With Mayor Larry Bagley and Councilman Sam Williamson Sr. opposed, the council voted 3 to 2 in favor of the bond sale, following the recommendation of the city's redevelopment director.
The bonds are to be repaid over the next 35 years, with a portion of property taxes set aside for redevelopment, said Patricia Hightman, the redevelopment director. Besides allowing the agency to refinance its $17-million debt, the borrowing plan will permit the agency to repay the city $3.4 million.
More important, the bonds will provide an additional $17 million for several public and private projects over 375 acres set aside for redevelopment.
"Money can't solve everything," Hightman said, "but it certainly goes a long way."
Before the meeting, Bagley said he was opposed to the bond sale because he does not trust the council majority led by Melba Bishop, his longtime political enemy.
Since their November, 1990, elections, council members Nancy York and Don Rodee have aligned themselves with Bishop. Bagley and Williamson normally vote in the minority.
"Frankly, I just don't trust this council with that much money,' said Bagley, who has announced he will not seek a fourth term in November.
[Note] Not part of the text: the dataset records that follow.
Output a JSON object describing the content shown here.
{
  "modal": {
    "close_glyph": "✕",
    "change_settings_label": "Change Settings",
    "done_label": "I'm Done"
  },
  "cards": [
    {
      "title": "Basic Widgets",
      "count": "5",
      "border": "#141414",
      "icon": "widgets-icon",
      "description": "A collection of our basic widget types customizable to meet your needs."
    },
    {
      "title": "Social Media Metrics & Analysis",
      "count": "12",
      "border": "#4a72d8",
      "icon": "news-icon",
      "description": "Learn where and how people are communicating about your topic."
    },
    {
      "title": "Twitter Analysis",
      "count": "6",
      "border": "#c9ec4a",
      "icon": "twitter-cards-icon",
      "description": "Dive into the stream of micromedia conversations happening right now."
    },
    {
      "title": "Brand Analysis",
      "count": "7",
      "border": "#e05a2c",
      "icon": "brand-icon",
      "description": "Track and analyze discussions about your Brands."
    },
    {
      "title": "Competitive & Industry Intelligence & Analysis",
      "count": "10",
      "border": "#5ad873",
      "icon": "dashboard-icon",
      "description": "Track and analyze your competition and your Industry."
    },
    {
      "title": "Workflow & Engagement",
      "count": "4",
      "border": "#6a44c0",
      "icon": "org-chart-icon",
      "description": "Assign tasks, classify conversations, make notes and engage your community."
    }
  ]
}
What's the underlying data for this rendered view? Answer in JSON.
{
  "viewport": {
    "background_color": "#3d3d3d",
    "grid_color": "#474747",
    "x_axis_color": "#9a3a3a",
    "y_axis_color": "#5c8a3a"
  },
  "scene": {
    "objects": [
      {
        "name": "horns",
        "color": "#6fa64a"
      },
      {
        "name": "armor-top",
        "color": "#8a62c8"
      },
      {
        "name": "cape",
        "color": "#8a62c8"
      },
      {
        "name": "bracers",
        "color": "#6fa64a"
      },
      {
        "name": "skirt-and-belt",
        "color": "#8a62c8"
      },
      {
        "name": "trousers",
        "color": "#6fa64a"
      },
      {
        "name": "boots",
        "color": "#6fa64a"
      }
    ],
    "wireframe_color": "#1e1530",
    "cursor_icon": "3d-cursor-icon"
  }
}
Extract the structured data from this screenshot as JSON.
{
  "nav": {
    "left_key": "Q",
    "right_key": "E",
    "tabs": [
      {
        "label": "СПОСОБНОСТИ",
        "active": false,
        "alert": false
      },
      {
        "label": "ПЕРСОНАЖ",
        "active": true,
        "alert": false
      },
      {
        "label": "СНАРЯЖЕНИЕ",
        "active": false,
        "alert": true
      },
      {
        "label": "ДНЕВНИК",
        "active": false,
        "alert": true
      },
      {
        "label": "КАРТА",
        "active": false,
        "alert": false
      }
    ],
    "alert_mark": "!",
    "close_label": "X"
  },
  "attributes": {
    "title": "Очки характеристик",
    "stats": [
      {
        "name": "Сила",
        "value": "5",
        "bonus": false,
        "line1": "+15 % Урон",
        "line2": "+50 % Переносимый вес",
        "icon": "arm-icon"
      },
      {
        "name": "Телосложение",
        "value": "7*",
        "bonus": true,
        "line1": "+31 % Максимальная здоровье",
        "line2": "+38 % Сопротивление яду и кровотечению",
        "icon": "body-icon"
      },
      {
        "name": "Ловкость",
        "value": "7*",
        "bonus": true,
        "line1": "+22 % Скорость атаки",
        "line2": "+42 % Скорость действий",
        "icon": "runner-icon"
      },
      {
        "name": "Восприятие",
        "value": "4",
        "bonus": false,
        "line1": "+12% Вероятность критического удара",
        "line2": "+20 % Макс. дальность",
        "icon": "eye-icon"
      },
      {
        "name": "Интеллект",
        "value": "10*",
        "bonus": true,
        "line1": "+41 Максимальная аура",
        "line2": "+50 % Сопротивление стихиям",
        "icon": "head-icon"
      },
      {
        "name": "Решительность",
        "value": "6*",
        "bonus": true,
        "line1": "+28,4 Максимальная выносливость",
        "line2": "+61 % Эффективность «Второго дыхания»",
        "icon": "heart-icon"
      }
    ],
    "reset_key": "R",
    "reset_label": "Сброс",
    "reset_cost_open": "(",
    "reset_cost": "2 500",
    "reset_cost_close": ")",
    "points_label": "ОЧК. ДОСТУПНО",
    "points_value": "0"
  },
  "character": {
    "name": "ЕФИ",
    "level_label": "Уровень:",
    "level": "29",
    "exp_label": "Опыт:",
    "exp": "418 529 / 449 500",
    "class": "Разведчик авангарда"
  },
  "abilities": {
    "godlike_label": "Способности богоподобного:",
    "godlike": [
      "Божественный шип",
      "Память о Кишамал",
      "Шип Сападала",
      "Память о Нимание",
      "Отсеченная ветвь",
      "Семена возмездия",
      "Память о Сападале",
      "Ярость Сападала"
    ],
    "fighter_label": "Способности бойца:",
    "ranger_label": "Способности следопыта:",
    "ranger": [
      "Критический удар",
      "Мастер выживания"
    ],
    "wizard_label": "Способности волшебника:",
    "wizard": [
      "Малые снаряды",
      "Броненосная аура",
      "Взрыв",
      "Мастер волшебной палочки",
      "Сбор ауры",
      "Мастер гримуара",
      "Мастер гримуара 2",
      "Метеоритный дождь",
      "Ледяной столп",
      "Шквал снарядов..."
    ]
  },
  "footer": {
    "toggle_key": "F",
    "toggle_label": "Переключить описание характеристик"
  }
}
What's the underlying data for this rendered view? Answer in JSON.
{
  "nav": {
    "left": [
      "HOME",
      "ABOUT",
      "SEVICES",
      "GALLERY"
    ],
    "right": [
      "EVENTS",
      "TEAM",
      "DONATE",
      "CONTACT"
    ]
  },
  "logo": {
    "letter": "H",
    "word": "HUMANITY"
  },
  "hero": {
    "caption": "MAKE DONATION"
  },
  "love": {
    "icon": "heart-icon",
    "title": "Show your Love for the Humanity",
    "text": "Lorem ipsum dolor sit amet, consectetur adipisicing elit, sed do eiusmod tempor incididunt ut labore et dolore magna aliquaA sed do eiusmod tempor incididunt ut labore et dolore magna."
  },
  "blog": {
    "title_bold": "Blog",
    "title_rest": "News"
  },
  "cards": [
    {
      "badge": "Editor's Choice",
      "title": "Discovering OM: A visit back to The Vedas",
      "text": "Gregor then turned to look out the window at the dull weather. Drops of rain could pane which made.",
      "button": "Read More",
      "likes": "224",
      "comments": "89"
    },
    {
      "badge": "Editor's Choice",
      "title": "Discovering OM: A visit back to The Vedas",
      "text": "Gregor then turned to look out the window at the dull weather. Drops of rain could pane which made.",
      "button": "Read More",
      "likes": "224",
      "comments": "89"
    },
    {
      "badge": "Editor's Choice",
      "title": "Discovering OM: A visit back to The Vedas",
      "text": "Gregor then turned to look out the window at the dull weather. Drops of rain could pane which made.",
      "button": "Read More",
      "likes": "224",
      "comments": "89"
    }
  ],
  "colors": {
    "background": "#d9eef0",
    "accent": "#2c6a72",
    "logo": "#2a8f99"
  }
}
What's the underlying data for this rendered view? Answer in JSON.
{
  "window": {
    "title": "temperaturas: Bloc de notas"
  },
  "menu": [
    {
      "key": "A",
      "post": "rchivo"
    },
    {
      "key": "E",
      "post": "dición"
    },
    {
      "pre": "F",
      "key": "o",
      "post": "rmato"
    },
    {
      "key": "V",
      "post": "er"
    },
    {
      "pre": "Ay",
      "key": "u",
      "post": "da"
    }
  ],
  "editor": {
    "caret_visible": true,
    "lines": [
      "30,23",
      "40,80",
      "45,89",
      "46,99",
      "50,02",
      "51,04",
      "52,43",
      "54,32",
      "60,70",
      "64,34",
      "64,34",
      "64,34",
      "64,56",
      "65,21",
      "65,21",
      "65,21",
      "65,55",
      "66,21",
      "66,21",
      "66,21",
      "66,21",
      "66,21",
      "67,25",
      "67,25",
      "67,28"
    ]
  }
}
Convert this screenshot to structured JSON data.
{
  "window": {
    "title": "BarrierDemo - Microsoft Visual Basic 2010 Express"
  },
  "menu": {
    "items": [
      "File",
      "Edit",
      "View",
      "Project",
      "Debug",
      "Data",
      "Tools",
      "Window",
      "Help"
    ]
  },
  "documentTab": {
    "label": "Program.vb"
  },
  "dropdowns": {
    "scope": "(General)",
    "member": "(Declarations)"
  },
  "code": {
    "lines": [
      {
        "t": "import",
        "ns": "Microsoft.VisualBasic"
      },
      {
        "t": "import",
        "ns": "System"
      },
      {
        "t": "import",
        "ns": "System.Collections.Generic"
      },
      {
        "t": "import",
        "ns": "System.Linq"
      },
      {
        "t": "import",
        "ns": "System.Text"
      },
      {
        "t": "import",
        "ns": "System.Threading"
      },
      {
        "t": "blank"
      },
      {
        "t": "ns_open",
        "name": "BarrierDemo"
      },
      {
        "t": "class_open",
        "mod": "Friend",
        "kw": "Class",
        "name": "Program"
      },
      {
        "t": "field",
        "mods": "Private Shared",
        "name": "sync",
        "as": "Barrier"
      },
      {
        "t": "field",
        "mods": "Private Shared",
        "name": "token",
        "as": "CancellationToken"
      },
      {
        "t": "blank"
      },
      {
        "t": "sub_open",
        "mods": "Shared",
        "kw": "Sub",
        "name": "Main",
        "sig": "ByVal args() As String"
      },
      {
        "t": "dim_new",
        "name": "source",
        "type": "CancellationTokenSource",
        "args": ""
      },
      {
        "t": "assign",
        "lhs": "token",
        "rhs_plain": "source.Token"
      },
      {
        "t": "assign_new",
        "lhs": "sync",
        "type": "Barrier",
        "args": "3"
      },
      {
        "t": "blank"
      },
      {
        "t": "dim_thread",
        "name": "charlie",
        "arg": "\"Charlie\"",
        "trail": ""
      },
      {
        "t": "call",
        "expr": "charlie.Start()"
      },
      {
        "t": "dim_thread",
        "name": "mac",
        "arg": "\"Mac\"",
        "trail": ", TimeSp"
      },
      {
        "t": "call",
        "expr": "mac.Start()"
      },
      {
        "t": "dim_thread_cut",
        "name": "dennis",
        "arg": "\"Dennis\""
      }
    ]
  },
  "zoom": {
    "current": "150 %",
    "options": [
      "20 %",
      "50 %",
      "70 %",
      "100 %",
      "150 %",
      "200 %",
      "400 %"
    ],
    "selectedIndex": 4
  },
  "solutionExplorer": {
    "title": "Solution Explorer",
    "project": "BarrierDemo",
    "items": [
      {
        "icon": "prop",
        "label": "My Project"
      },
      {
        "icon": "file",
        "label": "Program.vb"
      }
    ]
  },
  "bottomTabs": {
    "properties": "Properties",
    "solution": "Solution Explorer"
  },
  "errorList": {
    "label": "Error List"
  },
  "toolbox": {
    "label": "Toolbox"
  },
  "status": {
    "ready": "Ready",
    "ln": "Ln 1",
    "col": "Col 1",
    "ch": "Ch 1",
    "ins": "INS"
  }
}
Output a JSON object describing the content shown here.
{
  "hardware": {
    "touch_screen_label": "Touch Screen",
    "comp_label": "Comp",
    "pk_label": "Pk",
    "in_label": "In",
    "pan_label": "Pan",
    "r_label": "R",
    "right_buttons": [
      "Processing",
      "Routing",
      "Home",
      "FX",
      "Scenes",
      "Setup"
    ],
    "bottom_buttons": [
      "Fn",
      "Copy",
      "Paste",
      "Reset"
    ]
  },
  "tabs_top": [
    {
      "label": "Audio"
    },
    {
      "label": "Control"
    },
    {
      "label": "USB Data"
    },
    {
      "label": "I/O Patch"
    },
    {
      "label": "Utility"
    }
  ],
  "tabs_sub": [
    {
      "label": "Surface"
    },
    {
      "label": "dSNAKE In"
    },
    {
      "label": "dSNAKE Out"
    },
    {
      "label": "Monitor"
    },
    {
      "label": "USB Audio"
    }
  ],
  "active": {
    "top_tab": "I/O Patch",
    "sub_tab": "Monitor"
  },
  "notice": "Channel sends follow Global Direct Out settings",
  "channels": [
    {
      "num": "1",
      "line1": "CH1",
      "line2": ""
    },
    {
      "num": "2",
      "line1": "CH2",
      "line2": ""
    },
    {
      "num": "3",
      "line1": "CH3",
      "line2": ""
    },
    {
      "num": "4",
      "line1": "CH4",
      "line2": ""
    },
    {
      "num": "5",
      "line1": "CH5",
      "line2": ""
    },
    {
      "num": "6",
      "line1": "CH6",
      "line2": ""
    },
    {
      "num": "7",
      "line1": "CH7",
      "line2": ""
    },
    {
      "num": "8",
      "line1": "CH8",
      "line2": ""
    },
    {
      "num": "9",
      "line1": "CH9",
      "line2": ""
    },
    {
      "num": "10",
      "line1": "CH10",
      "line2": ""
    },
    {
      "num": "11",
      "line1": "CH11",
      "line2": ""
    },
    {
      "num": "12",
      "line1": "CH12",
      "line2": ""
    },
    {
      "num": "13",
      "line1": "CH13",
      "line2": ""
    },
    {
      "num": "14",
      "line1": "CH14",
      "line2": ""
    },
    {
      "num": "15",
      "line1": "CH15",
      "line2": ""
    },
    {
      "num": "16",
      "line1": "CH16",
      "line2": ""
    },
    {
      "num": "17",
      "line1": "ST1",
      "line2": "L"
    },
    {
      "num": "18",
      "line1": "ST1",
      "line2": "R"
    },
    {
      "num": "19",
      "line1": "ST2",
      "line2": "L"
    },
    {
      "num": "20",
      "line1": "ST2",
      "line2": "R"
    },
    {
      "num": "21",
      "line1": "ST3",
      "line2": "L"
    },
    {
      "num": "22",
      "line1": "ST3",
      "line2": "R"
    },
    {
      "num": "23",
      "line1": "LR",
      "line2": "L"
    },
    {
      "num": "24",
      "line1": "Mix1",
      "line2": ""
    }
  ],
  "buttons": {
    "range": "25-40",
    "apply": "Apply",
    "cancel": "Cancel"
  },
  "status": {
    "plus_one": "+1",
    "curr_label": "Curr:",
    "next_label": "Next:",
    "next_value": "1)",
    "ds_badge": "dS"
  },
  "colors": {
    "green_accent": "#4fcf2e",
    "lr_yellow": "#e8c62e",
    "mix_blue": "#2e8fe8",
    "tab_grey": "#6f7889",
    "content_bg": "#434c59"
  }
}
Williamson is a candidate for the 73rd Assembly District seat.
Rodee, who is expected to run for mayor in November, said the bond issue is "the thing that will really get Oceanside moving in the right direction. Redevelopment will lead to tourism, and tourism is the industry that will bring money from outside sources into the city."
Bishop and York expressed similar sentiments.
"I feel it is time the promise of downtown is fulfilled, and redevelopment is the way to do it," York said.
Bagley and Williamson criticized the bond sale because there is no list of how the $17 million will be spent. Redevelopment bonds are not subject to a citywide vote.
"If they put a bond issue on the ballot, and I were a voter, I would want to know who is going to be spending it, what they are going to be spending it on and what it does to the total indebtedness of the city," Bagley said. "And I would vote 'no' based on what I know about it right now."
The redevelopment agency, which is run by the council, whose members serve as its board of directors, was formed in 1975 to clean up downtown. Since the creation of Camp Pendleton during World War II, the area had become a crowded glut of tattoo parlors, strip joints and bars catering to young Marines.
In the 17 years since its creation, the agency has bought and leveled two square blocks while generating about $300 million of public and private investment, including the new Civic Center, residential and commercial projects, parks and building renovations, Hightman said.
A list of target projects for the new bond money will be developed during the next three months as part of a redevelopment master plan, Hightman said.
The agency tentatively plans to buy up the Main Attraction striptease bar on North Hill Street and make the land available for the $100-million Seawalk Village residential and commercial project near Hill and the San Luis Rey River.
Other money may be used to buy and demolish a teen-age nude dance club and pornographic movie house near the Civic Center.
The agency also wants to assist developers of a $200-million hotel and condominium project flanking the city pier by buying some of the property they need.
Hightman said the agency also wants to expand the city's transportation center, build an ice-skating rink near the pier, and construct apartments for senior citizens.